Pictures stay out; everything else in the records below is copied exactly.
-------------------------
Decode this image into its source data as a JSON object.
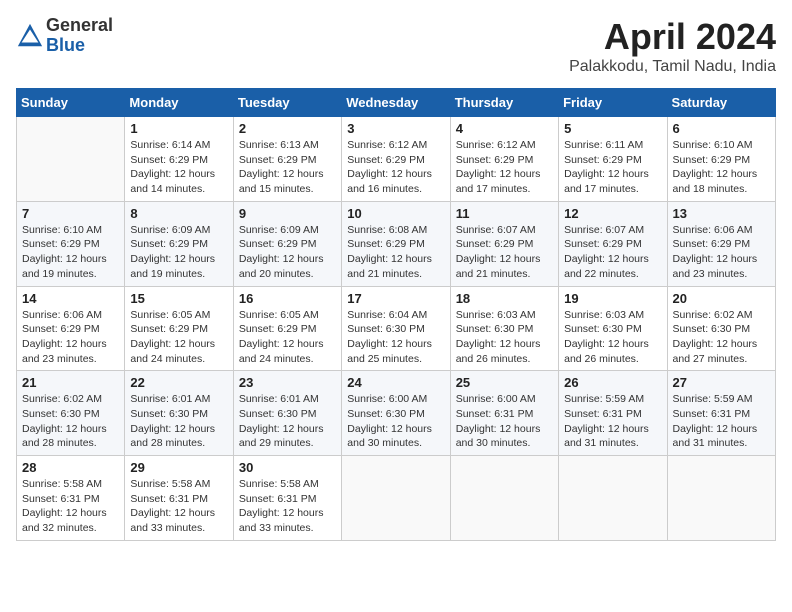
{
  "logo": {
    "general": "General",
    "blue": "Blue"
  },
  "title": "April 2024",
  "location": "Palakkodu, Tamil Nadu, India",
  "days_of_week": [
    "Sunday",
    "Monday",
    "Tuesday",
    "Wednesday",
    "Thursday",
    "Friday",
    "Saturday"
  ],
  "weeks": [
    [
      {
        "num": "",
        "info": ""
      },
      {
        "num": "1",
        "info": "Sunrise: 6:14 AM\nSunset: 6:29 PM\nDaylight: 12 hours\nand 14 minutes."
      },
      {
        "num": "2",
        "info": "Sunrise: 6:13 AM\nSunset: 6:29 PM\nDaylight: 12 hours\nand 15 minutes."
      },
      {
        "num": "3",
        "info": "Sunrise: 6:12 AM\nSunset: 6:29 PM\nDaylight: 12 hours\nand 16 minutes."
      },
      {
        "num": "4",
        "info": "Sunrise: 6:12 AM\nSunset: 6:29 PM\nDaylight: 12 hours\nand 17 minutes."
      },
      {
        "num": "5",
        "info": "Sunrise: 6:11 AM\nSunset: 6:29 PM\nDaylight: 12 hours\nand 17 minutes."
      },
      {
        "num": "6",
        "info": "Sunrise: 6:10 AM\nSunset: 6:29 PM\nDaylight: 12 hours\nand 18 minutes."
      }
    ],
    [
      {
        "num": "7",
        "info": "Sunrise: 6:10 AM\nSunset: 6:29 PM\nDaylight: 12 hours\nand 19 minutes."
      },
      {
        "num": "8",
        "info": "Sunrise: 6:09 AM\nSunset: 6:29 PM\nDaylight: 12 hours\nand 19 minutes."
      },
      {
        "num": "9",
        "info": "Sunrise: 6:09 AM\nSunset: 6:29 PM\nDaylight: 12 hours\nand 20 minutes."
      },
      {
        "num": "10",
        "info": "Sunrise: 6:08 AM\nSunset: 6:29 PM\nDaylight: 12 hours\nand 21 minutes."
      },
      {
        "num": "11",
        "info": "Sunrise: 6:07 AM\nSunset: 6:29 PM\nDaylight: 12 hours\nand 21 minutes."
      },
      {
        "num": "12",
        "info": "Sunrise: 6:07 AM\nSunset: 6:29 PM\nDaylight: 12 hours\nand 22 minutes."
      },
      {
        "num": "13",
        "info": "Sunrise: 6:06 AM\nSunset: 6:29 PM\nDaylight: 12 hours\nand 23 minutes."
      }
    ],
    [
      {
        "num": "14",
        "info": "Sunrise: 6:06 AM\nSunset: 6:29 PM\nDaylight: 12 hours\nand 23 minutes."
      },
      {
        "num": "15",
        "info": "Sunrise: 6:05 AM\nSunset: 6:29 PM\nDaylight: 12 hours\nand 24 minutes."
      },
      {
        "num": "16",
        "info": "Sunrise: 6:05 AM\nSunset: 6:29 PM\nDaylight: 12 hours\nand 24 minutes."
      },
      {
        "num": "17",
        "info": "Sunrise: 6:04 AM\nSunset: 6:30 PM\nDaylight: 12 hours\nand 25 minutes."
      },
      {
        "num": "18",
        "info": "Sunrise: 6:03 AM\nSunset: 6:30 PM\nDaylight: 12 hours\nand 26 minutes."
      },
      {
        "num": "19",
        "info": "Sunrise: 6:03 AM\nSunset: 6:30 PM\nDaylight: 12 hours\nand 26 minutes."
      },
      {
        "num": "20",
        "info": "Sunrise: 6:02 AM\nSunset: 6:30 PM\nDaylight: 12 hours\nand 27 minutes."
      }
    ],
    [
      {
        "num": "21",
        "info": "Sunrise: 6:02 AM\nSunset: 6:30 PM\nDaylight: 12 hours\nand 28 minutes."
      },
      {
        "num": "22",
        "info": "Sunrise: 6:01 AM\nSunset: 6:30 PM\nDaylight: 12 hours\nand 28 minutes."
      },
      {
        "num": "23",
        "info": "Sunrise: 6:01 AM\nSunset: 6:30 PM\nDaylight: 12 hours\nand 29 minutes."
      },
      {
        "num": "24",
        "info": "Sunrise: 6:00 AM\nSunset: 6:30 PM\nDaylight: 12 hours\nand 30 minutes."
      },
      {
        "num": "25",
        "info": "Sunrise: 6:00 AM\nSunset: 6:31 PM\nDaylight: 12 hours\nand 30 minutes."
      },
      {
        "num": "26",
        "info": "Sunrise: 5:59 AM\nSunset: 6:31 PM\nDaylight: 12 hours\nand 31 minutes."
      },
      {
        "num": "27",
        "info": "Sunrise: 5:59 AM\nSunset: 6:31 PM\nDaylight: 12 hours\nand 31 minutes."
      }
    ],
    [
      {
        "num": "28",
        "info": "Sunrise: 5:58 AM\nSunset: 6:31 PM\nDaylight: 12 hours\nand 32 minutes."
      },
      {
        "num": "29",
        "info": "Sunrise: 5:58 AM\nSunset: 6:31 PM\nDaylight: 12 hours\nand 33 minutes."
      },
      {
        "num": "30",
        "info": "Sunrise: 5:58 AM\nSunset: 6:31 PM\nDaylight: 12 hours\nand 33 minutes."
      },
      {
        "num": "",
        "info": ""
      },
      {
        "num": "",
        "info": ""
      },
      {
        "num": "",
        "info": ""
      },
      {
        "num": "",
        "info": ""
      }
    ]
  ]
}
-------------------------
» Answer space
Decode this image into its source data as a JSON object.
{
  "logo": {
    "general": "General",
    "blue": "Blue"
  },
  "title": "April 2024",
  "location": "Palakkodu, Tamil Nadu, India",
  "days_of_week": [
    "Sunday",
    "Monday",
    "Tuesday",
    "Wednesday",
    "Thursday",
    "Friday",
    "Saturday"
  ],
  "weeks": [
    [
      {
        "num": "",
        "info": ""
      },
      {
        "num": "1",
        "info": "Sunrise: 6:14 AM\nSunset: 6:29 PM\nDaylight: 12 hours\nand 14 minutes."
      },
      {
        "num": "2",
        "info": "Sunrise: 6:13 AM\nSunset: 6:29 PM\nDaylight: 12 hours\nand 15 minutes."
      },
      {
        "num": "3",
        "info": "Sunrise: 6:12 AM\nSunset: 6:29 PM\nDaylight: 12 hours\nand 16 minutes."
      },
      {
        "num": "4",
        "info": "Sunrise: 6:12 AM\nSunset: 6:29 PM\nDaylight: 12 hours\nand 17 minutes."
      },
      {
        "num": "5",
        "info": "Sunrise: 6:11 AM\nSunset: 6:29 PM\nDaylight: 12 hours\nand 17 minutes."
      },
      {
        "num": "6",
        "info": "Sunrise: 6:10 AM\nSunset: 6:29 PM\nDaylight: 12 hours\nand 18 minutes."
      }
    ],
    [
      {
        "num": "7",
        "info": "Sunrise: 6:10 AM\nSunset: 6:29 PM\nDaylight: 12 hours\nand 19 minutes."
      },
      {
        "num": "8",
        "info": "Sunrise: 6:09 AM\nSunset: 6:29 PM\nDaylight: 12 hours\nand 19 minutes."
      },
      {
        "num": "9",
        "info": "Sunrise: 6:09 AM\nSunset: 6:29 PM\nDaylight: 12 hours\nand 20 minutes."
      },
      {
        "num": "10",
        "info": "Sunrise: 6:08 AM\nSunset: 6:29 PM\nDaylight: 12 hours\nand 21 minutes."
      },
      {
        "num": "11",
        "info": "Sunrise: 6:07 AM\nSunset: 6:29 PM\nDaylight: 12 hours\nand 21 minutes."
      },
      {
        "num": "12",
        "info": "Sunrise: 6:07 AM\nSunset: 6:29 PM\nDaylight: 12 hours\nand 22 minutes."
      },
      {
        "num": "13",
        "info": "Sunrise: 6:06 AM\nSunset: 6:29 PM\nDaylight: 12 hours\nand 23 minutes."
      }
    ],
    [
      {
        "num": "14",
        "info": "Sunrise: 6:06 AM\nSunset: 6:29 PM\nDaylight: 12 hours\nand 23 minutes."
      },
      {
        "num": "15",
        "info": "Sunrise: 6:05 AM\nSunset: 6:29 PM\nDaylight: 12 hours\nand 24 minutes."
      },
      {
        "num": "16",
        "info": "Sunrise: 6:05 AM\nSunset: 6:29 PM\nDaylight: 12 hours\nand 24 minutes."
      },
      {
        "num": "17",
        "info": "Sunrise: 6:04 AM\nSunset: 6:30 PM\nDaylight: 12 hours\nand 25 minutes."
      },
      {
        "num": "18",
        "info": "Sunrise: 6:03 AM\nSunset: 6:30 PM\nDaylight: 12 hours\nand 26 minutes."
      },
      {
        "num": "19",
        "info": "Sunrise: 6:03 AM\nSunset: 6:30 PM\nDaylight: 12 hours\nand 26 minutes."
      },
      {
        "num": "20",
        "info": "Sunrise: 6:02 AM\nSunset: 6:30 PM\nDaylight: 12 hours\nand 27 minutes."
      }
    ],
    [
      {
        "num": "21",
        "info": "Sunrise: 6:02 AM\nSunset: 6:30 PM\nDaylight: 12 hours\nand 28 minutes."
      },
      {
        "num": "22",
        "info": "Sunrise: 6:01 AM\nSunset: 6:30 PM\nDaylight: 12 hours\nand 28 minutes."
      },
      {
        "num": "23",
        "info": "Sunrise: 6:01 AM\nSunset: 6:30 PM\nDaylight: 12 hours\nand 29 minutes."
      },
      {
        "num": "24",
        "info": "Sunrise: 6:00 AM\nSunset: 6:30 PM\nDaylight: 12 hours\nand 30 minutes."
      },
      {
        "num": "25",
        "info": "Sunrise: 6:00 AM\nSunset: 6:31 PM\nDaylight: 12 hours\nand 30 minutes."
      },
      {
        "num": "26",
        "info": "Sunrise: 5:59 AM\nSunset: 6:31 PM\nDaylight: 12 hours\nand 31 minutes."
      },
      {
        "num": "27",
        "info": "Sunrise: 5:59 AM\nSunset: 6:31 PM\nDaylight: 12 hours\nand 31 minutes."
      }
    ],
    [
      {
        "num": "28",
        "info": "Sunrise: 5:58 AM\nSunset: 6:31 PM\nDaylight: 12 hours\nand 32 minutes."
      },
      {
        "num": "29",
        "info": "Sunrise: 5:58 AM\nSunset: 6:31 PM\nDaylight: 12 hours\nand 33 minutes."
      },
      {
        "num": "30",
        "info": "Sunrise: 5:58 AM\nSunset: 6:31 PM\nDaylight: 12 hours\nand 33 minutes."
      },
      {
        "num": "",
        "info": ""
      },
      {
        "num": "",
        "info": ""
      },
      {
        "num": "",
        "info": ""
      },
      {
        "num": "",
        "info": ""
      }
    ]
  ]
}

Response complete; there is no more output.